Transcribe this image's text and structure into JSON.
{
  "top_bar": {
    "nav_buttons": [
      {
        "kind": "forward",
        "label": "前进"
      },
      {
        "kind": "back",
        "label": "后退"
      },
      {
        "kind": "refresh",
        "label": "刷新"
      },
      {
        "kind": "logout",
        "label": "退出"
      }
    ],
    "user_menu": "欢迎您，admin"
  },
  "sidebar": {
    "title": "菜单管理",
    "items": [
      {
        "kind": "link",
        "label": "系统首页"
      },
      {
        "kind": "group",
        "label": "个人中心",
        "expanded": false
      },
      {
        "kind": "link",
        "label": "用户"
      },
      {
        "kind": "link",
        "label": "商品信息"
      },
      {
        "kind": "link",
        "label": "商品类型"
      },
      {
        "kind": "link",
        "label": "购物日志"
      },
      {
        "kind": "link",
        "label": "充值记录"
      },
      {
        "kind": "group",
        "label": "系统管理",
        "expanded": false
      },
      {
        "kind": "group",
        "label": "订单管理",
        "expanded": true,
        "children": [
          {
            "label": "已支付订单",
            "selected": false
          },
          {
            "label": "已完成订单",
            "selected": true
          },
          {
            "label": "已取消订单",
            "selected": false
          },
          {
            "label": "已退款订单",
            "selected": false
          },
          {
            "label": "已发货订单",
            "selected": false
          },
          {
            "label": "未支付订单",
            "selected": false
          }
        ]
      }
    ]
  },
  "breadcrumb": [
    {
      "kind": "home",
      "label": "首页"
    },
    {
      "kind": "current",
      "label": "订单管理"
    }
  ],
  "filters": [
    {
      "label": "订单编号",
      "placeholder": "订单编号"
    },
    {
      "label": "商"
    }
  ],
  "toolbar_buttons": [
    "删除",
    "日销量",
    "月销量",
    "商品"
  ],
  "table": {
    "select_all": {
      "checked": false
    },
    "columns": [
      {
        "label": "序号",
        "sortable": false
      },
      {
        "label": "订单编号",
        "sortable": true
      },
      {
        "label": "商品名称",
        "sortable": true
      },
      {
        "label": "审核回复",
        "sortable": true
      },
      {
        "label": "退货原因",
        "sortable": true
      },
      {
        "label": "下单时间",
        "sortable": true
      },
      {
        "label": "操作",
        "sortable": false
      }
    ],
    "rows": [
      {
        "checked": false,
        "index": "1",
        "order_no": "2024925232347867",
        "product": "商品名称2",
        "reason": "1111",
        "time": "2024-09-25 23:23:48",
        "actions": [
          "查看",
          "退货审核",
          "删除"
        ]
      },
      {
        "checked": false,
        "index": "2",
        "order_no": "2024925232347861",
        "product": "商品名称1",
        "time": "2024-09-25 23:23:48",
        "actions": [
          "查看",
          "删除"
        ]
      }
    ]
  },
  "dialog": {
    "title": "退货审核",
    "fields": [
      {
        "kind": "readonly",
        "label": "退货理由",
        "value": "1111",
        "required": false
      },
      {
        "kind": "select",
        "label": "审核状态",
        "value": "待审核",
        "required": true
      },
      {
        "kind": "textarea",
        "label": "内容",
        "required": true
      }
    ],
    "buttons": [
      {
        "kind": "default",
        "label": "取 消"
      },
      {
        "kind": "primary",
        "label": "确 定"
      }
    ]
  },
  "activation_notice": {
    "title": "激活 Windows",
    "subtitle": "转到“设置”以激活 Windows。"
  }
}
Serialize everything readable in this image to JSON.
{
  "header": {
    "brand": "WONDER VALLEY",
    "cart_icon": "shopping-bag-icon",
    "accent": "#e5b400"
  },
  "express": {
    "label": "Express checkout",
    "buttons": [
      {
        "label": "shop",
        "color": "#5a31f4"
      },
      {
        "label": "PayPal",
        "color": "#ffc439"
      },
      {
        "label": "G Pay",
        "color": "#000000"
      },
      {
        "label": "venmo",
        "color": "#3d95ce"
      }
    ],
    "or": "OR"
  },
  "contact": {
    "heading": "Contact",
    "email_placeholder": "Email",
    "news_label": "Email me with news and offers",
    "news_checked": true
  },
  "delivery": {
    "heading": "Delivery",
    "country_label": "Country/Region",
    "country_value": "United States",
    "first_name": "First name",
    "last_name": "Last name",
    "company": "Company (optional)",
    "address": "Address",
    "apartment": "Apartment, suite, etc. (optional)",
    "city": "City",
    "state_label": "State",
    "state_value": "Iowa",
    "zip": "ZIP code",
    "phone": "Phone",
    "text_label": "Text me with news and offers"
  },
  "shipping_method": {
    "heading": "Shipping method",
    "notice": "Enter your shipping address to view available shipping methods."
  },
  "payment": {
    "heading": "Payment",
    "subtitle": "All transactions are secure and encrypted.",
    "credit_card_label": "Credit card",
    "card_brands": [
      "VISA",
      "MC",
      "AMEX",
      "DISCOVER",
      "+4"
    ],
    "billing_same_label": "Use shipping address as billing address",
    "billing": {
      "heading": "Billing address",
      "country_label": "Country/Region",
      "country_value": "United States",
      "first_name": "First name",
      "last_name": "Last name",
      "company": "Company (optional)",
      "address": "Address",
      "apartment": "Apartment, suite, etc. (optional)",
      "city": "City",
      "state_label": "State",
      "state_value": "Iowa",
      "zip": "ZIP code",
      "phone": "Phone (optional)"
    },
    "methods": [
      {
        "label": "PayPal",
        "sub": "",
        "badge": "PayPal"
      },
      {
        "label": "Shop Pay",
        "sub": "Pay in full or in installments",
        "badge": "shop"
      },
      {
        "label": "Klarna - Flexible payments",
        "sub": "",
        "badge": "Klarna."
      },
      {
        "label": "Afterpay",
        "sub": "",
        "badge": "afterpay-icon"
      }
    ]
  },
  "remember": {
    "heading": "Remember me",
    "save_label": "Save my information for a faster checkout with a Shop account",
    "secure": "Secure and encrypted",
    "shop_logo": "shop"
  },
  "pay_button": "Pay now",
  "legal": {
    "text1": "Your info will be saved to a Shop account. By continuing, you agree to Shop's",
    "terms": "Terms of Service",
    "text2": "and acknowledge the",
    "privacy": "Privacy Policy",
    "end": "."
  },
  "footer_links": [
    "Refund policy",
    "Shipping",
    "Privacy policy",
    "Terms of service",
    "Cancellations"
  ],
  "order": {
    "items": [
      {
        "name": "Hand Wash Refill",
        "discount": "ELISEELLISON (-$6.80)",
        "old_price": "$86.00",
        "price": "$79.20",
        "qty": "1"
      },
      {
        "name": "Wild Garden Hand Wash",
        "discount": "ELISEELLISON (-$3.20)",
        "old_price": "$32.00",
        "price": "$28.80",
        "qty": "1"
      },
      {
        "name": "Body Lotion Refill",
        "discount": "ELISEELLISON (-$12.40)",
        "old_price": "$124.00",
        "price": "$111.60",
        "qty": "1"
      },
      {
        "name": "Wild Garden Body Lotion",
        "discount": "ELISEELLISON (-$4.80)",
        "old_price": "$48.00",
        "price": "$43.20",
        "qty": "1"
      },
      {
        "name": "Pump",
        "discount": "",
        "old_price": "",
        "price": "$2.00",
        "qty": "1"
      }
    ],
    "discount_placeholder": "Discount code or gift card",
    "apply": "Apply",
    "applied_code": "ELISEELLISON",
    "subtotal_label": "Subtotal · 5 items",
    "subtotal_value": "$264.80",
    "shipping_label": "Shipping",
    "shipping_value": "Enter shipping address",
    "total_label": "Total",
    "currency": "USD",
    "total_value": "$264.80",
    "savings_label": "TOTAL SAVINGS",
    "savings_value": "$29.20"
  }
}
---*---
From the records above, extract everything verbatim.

→ **RESPONSE**:
Transcribe this image's text and structure into JSON.
{
  "top_bar": {
    "nav_buttons": [
      {
        "kind": "forward",
        "label": "前进"
      },
      {
        "kind": "back",
        "label": "后退"
      },
      {
        "kind": "refresh",
        "label": "刷新"
      },
      {
        "kind": "logout",
        "label": "退出"
      }
    ],
    "user_menu": "欢迎您，admin"
  },
  "sidebar": {
    "title": "菜单管理",
    "items": [
      {
        "kind": "link",
        "label": "系统首页"
      },
      {
        "kind": "group",
        "label": "个人中心",
        "expanded": false
      },
      {
        "kind": "link",
        "label": "用户"
      },
      {
        "kind": "link",
        "label": "商品信息"
      },
      {
        "kind": "link",
        "label": "商品类型"
      },
      {
        "kind": "link",
        "label": "购物日志"
      },
      {
        "kind": "link",
        "label": "充值记录"
      },
      {
        "kind": "group",
        "label": "系统管理",
        "expanded": false
      },
      {
        "kind": "group",
        "label": "订单管理",
        "expanded": true,
        "children": [
          {
            "label": "已支付订单",
            "selected": false
          },
          {
            "label": "已完成订单",
            "selected": true
          },
          {
            "label": "已取消订单",
            "selected": false
          },
          {
            "label": "已退款订单",
            "selected": false
          },
          {
            "label": "已发货订单",
            "selected": false
          },
          {
            "label": "未支付订单",
            "selected": false
          }
        ]
      }
    ]
  },
  "breadcrumb": [
    {
      "kind": "home",
      "label": "首页"
    },
    {
      "kind": "current",
      "label": "订单管理"
    }
  ],
  "filters": [
    {
      "label": "订单编号",
      "placeholder": "订单编号"
    },
    {
      "label": "商"
    }
  ],
  "toolbar_buttons": [
    "删除",
    "日销量",
    "月销量",
    "商品"
  ],
  "table": {
    "select_all": {
      "checked": false
    },
    "columns": [
      {
        "label": "序号",
        "sortable": false
      },
      {
        "label": "订单编号",
        "sortable": true
      },
      {
        "label": "商品名称",
        "sortable": true
      },
      {
        "label": "审核回复",
        "sortable": true
      },
      {
        "label": "退货原因",
        "sortable": true
      },
      {
        "label": "下单时间",
        "sortable": true
      },
      {
        "label": "操作",
        "sortable": false
      }
    ],
    "rows": [
      {
        "checked": false,
        "index": "1",
        "order_no": "2024925232347867",
        "product": "商品名称2",
        "reason": "1111",
        "time": "2024-09-25 23:23:48",
        "actions": [
          "查看",
          "退货审核",
          "删除"
        ]
      },
      {
        "checked": false,
        "index": "2",
        "order_no": "2024925232347861",
        "product": "商品名称1",
        "time": "2024-09-25 23:23:48",
        "actions": [
          "查看",
          "删除"
        ]
      }
    ]
  },
  "dialog": {
    "title": "退货审核",
    "fields": [
      {
        "kind": "readonly",
        "label": "退货理由",
        "value": "1111",
        "required": false
      },
      {
        "kind": "select",
        "label": "审核状态",
        "value": "待审核",
        "required": true
      },
      {
        "kind": "textarea",
        "label": "内容",
        "required": true
      }
    ],
    "buttons": [
      {
        "kind": "default",
        "label": "取 消"
      },
      {
        "kind": "primary",
        "label": "确 定"
      }
    ]
  },
  "activation_notice": {
    "title": "激活 Windows",
    "subtitle": "转到“设置”以激活 Windows。"
  }
}
Serialize everything readable in this image to JSON.
{
  "header": {
    "brand": "WONDER VALLEY",
    "cart_icon": "shopping-bag-icon",
    "accent": "#e5b400"
  },
  "express": {
    "label": "Express checkout",
    "buttons": [
      {
        "label": "shop",
        "color": "#5a31f4"
      },
      {
        "label": "PayPal",
        "color": "#ffc439"
      },
      {
        "label": "G Pay",
        "color": "#000000"
      },
      {
        "label": "venmo",
        "color": "#3d95ce"
      }
    ],
    "or": "OR"
  },
  "contact": {
    "heading": "Contact",
    "email_placeholder": "Email",
    "news_label": "Email me with news and offers",
    "news_checked": true
  },
  "delivery": {
    "heading": "Delivery",
    "country_label": "Country/Region",
    "country_value": "United States",
    "first_name": "First name",
    "last_name": "Last name",
    "company": "Company (optional)",
    "address": "Address",
    "apartment": "Apartment, suite, etc. (optional)",
    "city": "City",
    "state_label": "State",
    "state_value": "Iowa",
    "zip": "ZIP code",
    "phone": "Phone",
    "text_label": "Text me with news and offers"
  },
  "shipping_method": {
    "heading": "Shipping method",
    "notice": "Enter your shipping address to view available shipping methods."
  },
  "payment": {
    "heading": "Payment",
    "subtitle": "All transactions are secure and encrypted.",
    "credit_card_label": "Credit card",
    "card_brands": [
      "VISA",
      "MC",
      "AMEX",
      "DISCOVER",
      "+4"
    ],
    "billing_same_label": "Use shipping address as billing address",
    "billing": {
      "heading": "Billing address",
      "country_label": "Country/Region",
      "country_value": "United States",
      "first_name": "First name",
      "last_name": "Last name",
      "company": "Company (optional)",
      "address": "Address",
      "apartment": "Apartment, suite, etc. (optional)",
      "city": "City",
      "state_label": "State",
      "state_value": "Iowa",
      "zip": "ZIP code",
      "phone": "Phone (optional)"
    },
    "methods": [
      {
        "label": "PayPal",
        "sub": "",
        "badge": "PayPal"
      },
      {
        "label": "Shop Pay",
        "sub": "Pay in full or in installments",
        "badge": "shop"
      },
      {
        "label": "Klarna - Flexible payments",
        "sub": "",
        "badge": "Klarna."
      },
      {
        "label": "Afterpay",
        "sub": "",
        "badge": "afterpay-icon"
      }
    ]
  },
  "remember": {
    "heading": "Remember me",
    "save_label": "Save my information for a faster checkout with a Shop account",
    "secure": "Secure and encrypted",
    "shop_logo": "shop"
  },
  "pay_button": "Pay now",
  "legal": {
    "text1": "Your info will be saved to a Shop account. By continuing, you agree to Shop's",
    "terms": "Terms of Service",
    "text2": "and acknowledge the",
    "privacy": "Privacy Policy",
    "end": "."
  },
  "footer_links": [
    "Refund policy",
    "Shipping",
    "Privacy policy",
    "Terms of service",
    "Cancellations"
  ],
  "order": {
    "items": [
      {
        "name": "Hand Wash Refill",
        "discount": "ELISEELLISON (-$6.80)",
        "old_price": "$86.00",
        "price": "$79.20",
        "qty": "1"
      },
      {
        "name": "Wild Garden Hand Wash",
        "discount": "ELISEELLISON (-$3.20)",
        "old_price": "$32.00",
        "price": "$28.80",
        "qty": "1"
      },
      {
        "name": "Body Lotion Refill",
        "discount": "ELISEELLISON (-$12.40)",
        "old_price": "$124.00",
        "price": "$111.60",
        "qty": "1"
      },
      {
        "name": "Wild Garden Body Lotion",
        "discount": "ELISEELLISON (-$4.80)",
        "old_price": "$48.00",
        "price": "$43.20",
        "qty": "1"
      },
      {
        "name": "Pump",
        "discount": "",
        "old_price": "",
        "price": "$2.00",
        "qty": "1"
      }
    ],
    "discount_placeholder": "Discount code or gift card",
    "apply": "Apply",
    "applied_code": "ELISEELLISON",
    "subtotal_label": "Subtotal · 5 items",
    "subtotal_value": "$264.80",
    "shipping_label": "Shipping",
    "shipping_value": "Enter shipping address",
    "total_label": "Total",
    "currency": "USD",
    "total_value": "$264.80",
    "savings_label": "TOTAL SAVINGS",
    "savings_value": "$29.20"
  }
}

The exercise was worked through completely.